Here are the headlines: a 205mph top speed, and a 0-62mph time of just 3.9sec. These are only topped by the £1.2million Aston Martin One-77, which was only ever produced in a limited 77-model production run.
Like the V12 Vantage before it, the new S is the most raw and visceral model in the Aston Martin range, but with a boost in power and some serious updates it promises even more performance, and is even available in Roadster form as well.
Replacing the 510bhp 5.9-litre V12 engine from the DBS is the revised AM28-spec 5.9 V12 that makes a staggering 565bhp at 6750rpm. Torque is up 27lb ft at its peak to 457lb ft and the curve is fattened up, especially at the bottom, where 376lb ft is available from just 1000rpm.

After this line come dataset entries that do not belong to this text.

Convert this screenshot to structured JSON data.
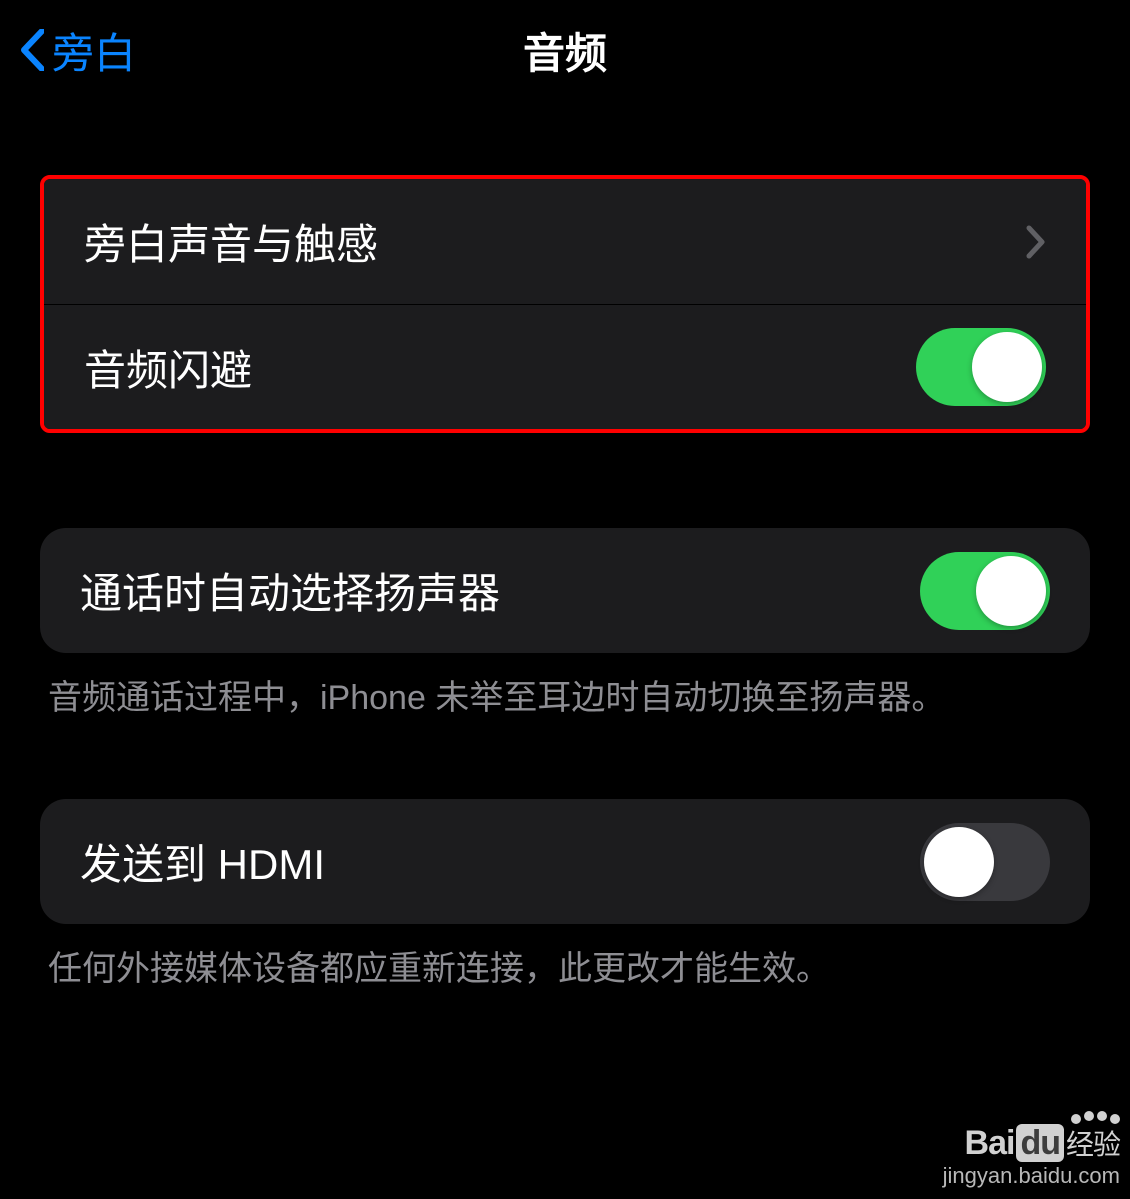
{
  "nav": {
    "back_label": "旁白",
    "title": "音频"
  },
  "group1": {
    "row1": {
      "label": "旁白声音与触感"
    },
    "row2": {
      "label": "音频闪避",
      "toggle": true
    }
  },
  "group2": {
    "row1": {
      "label": "通话时自动选择扬声器",
      "toggle": true
    },
    "footer": "音频通话过程中，iPhone 未举至耳边时自动切换至扬声器。"
  },
  "group3": {
    "row1": {
      "label": "发送到 HDMI",
      "toggle": false
    },
    "footer": "任何外接媒体设备都应重新连接，此更改才能生效。"
  },
  "watermark": {
    "brand_a": "Bai",
    "brand_b": "du",
    "brand_c": "经验",
    "url": "jingyan.baidu.com"
  }
}
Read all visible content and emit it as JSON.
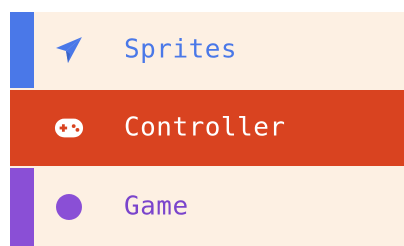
{
  "menu": {
    "items": [
      {
        "label": "Sprites",
        "icon": "paper-plane-icon",
        "accent": "#4a78e8",
        "text_color": "#4a78e8",
        "active": false
      },
      {
        "label": "Controller",
        "icon": "gamepad-icon",
        "accent": "#d94320",
        "text_color": "#ffffff",
        "active": true
      },
      {
        "label": "Game",
        "icon": "circle-icon",
        "accent": "#8a4fd6",
        "text_color": "#7a44cc",
        "active": false
      }
    ]
  },
  "colors": {
    "menu_background": "#fdf0e3",
    "active_background": "#d94320"
  }
}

While at idle, the V12 sounds authoritative and commands your attention because there is a disparity between what your eyes see, your ears hear, and what your bones feel. At first glance, you immediately think that a Vantage shouldn’t sound like it has six litres of engine displacement - but this one certainly does.
Outside the car, you feel the low frequency pulses that can only come from a large displacement V12. At full song, it fulfils our wishes for how an unrestrained Aston Martin engine should sound, embodying pure, unbridled aggression.
Whether we like it or not, the manual, six-speed gearbox has been replaced by a decidedly improved Sportshift III seven-speed automated manual. Given that fewer enthusiast cars are available with true manual boxes (including the Porsche 911 GT3), it’s no surprise Aston Martin took this direction.
The Sportshift III is the latest development of the company’s automated manual that we’ve seen on the likes of the Aston Martin V8 Vantage S, for example. On the positive side, downshifts are impeccable and audibly rewarding, with the right kick of the throttle and perfect timing for clutch release.
After a downshift, the pops and burbles from the exhaust on overrun are simply delightful. In addition, you’ll never be able to make the expensive, potentially tearful, fifth-to-second downshift. Furthermore, this Graziano-sourced box saves 25 kilogrammes over the old manual transmission.
Compared to Porsche’s PDK and Audi’s S tronic twin-clutch auto gearboxes, the Vantage’s gearbox feels antiquated, but as long as you treat it for what it is – an automated manual – it can be especially rewarding. Upshifts are accomplished faster than a human-operated shift, just not as quick as its dual-clutch auto stablemates.